SUMMARY PARAGRAPH for RKI1
Rki1p is a D-ribose-5-phosphate ketol-isomerase (EC:188.8.131.52) in the non-oxidative branch of the pentose phosphate pathway (1). In addition to the pentose phosphate pathway, Rki1p is also involved in pyridoxine biosynthesis. Pyridoxine is the major form of vitamin B6 and is a precursor for pyridoxal phosphate, an important coenzyme for amino acid metabolism (2). RKI1 is transcriptionally repressed in response to lithium chloride, and may be transcriptionally regulated in response to stress, as suggested by promoter analysis (3, 1). Active Rki1p is a tetramer and Rki1p is very unstable in crude extracts (2, 1). Rki1p localizes to the nucleus and cytoplasm (4).
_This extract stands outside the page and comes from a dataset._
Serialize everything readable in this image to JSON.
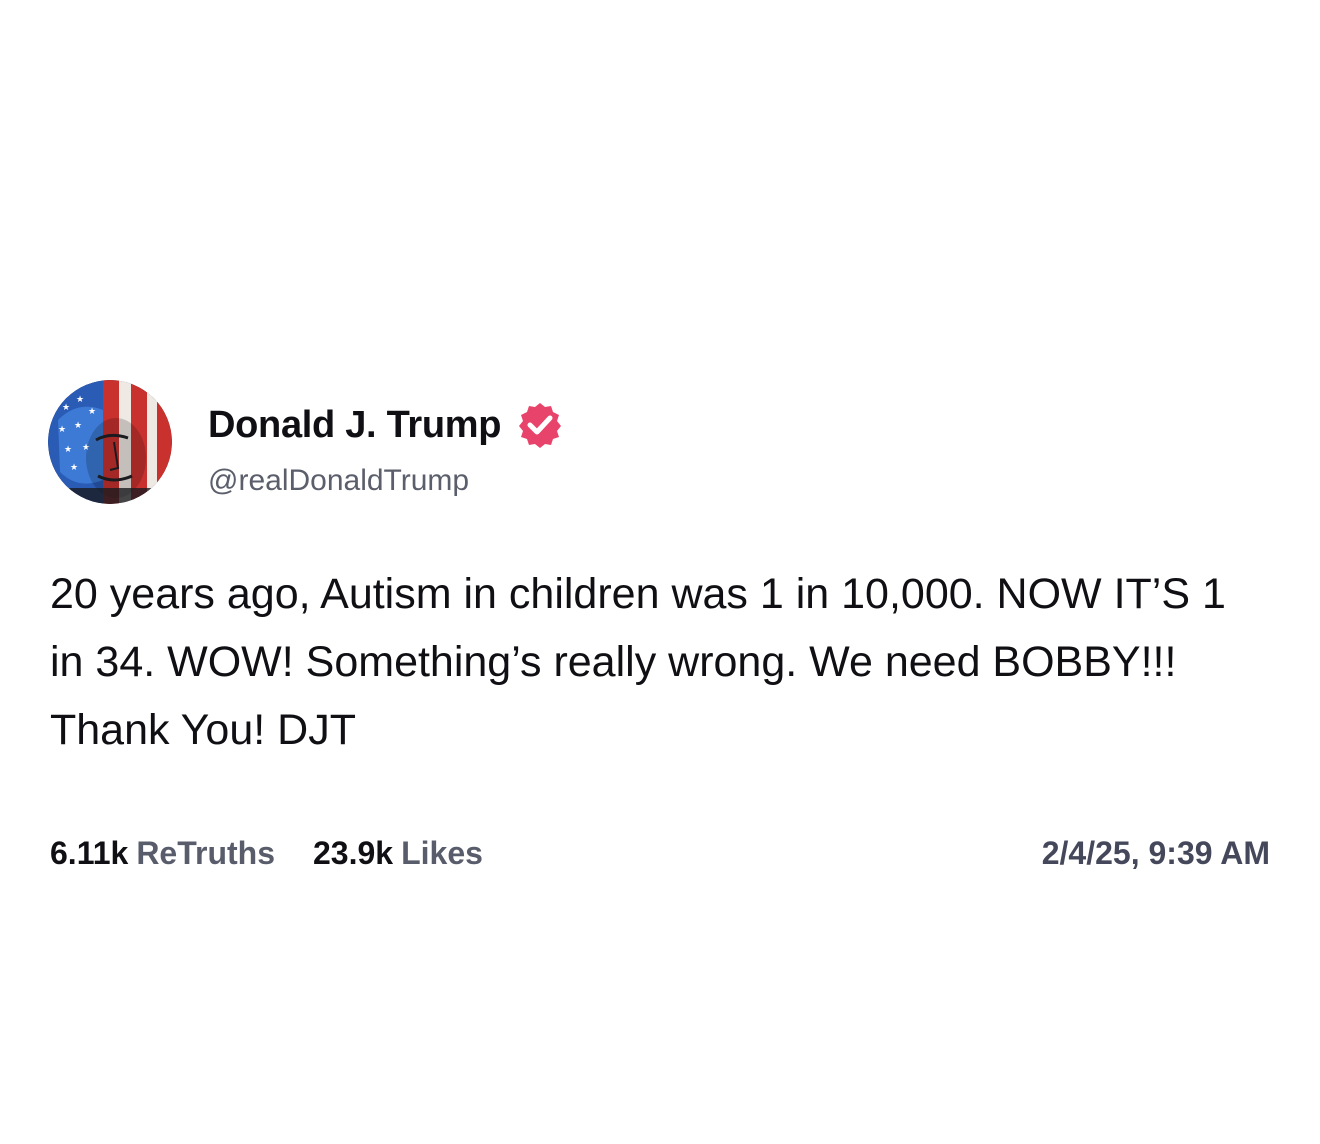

rki1 null mutants are inviable, which suggests that Rki1p has an additional essential role other than its role in the non-oxidative part of the pentose-phosphate pathway since defects in genes encoding other enzymes of this part of the pentose phosphate pathway (rpe1 null mutants) are not lethal (2, 1). rki1-[R189K] mutants display a pyridoxine auxotrophy, and Rki1p-[R189K] mutant proteins contain 0.6% of the activity of Rki1p, appear to have an altered 3-dimensional structure, and form dimers instead of tetramers (2).
Rki1p has similarity to the ribose 5-phosphate ketol-isomerases from many prokaryotes and eukaryotes that include: Schizosaccharomyces pombe, Arabidopsis thaliana, Caenorhabditis elegans (B0280.3), Drosophila melanogaster, mouse (RPI) and humans. Mutations in the human homolog RPIA (OMIM) are associated with ribose 5-phosphate isomerase deficiency (OMIM; 2, 5, 1).
Last updated: 2005-12-14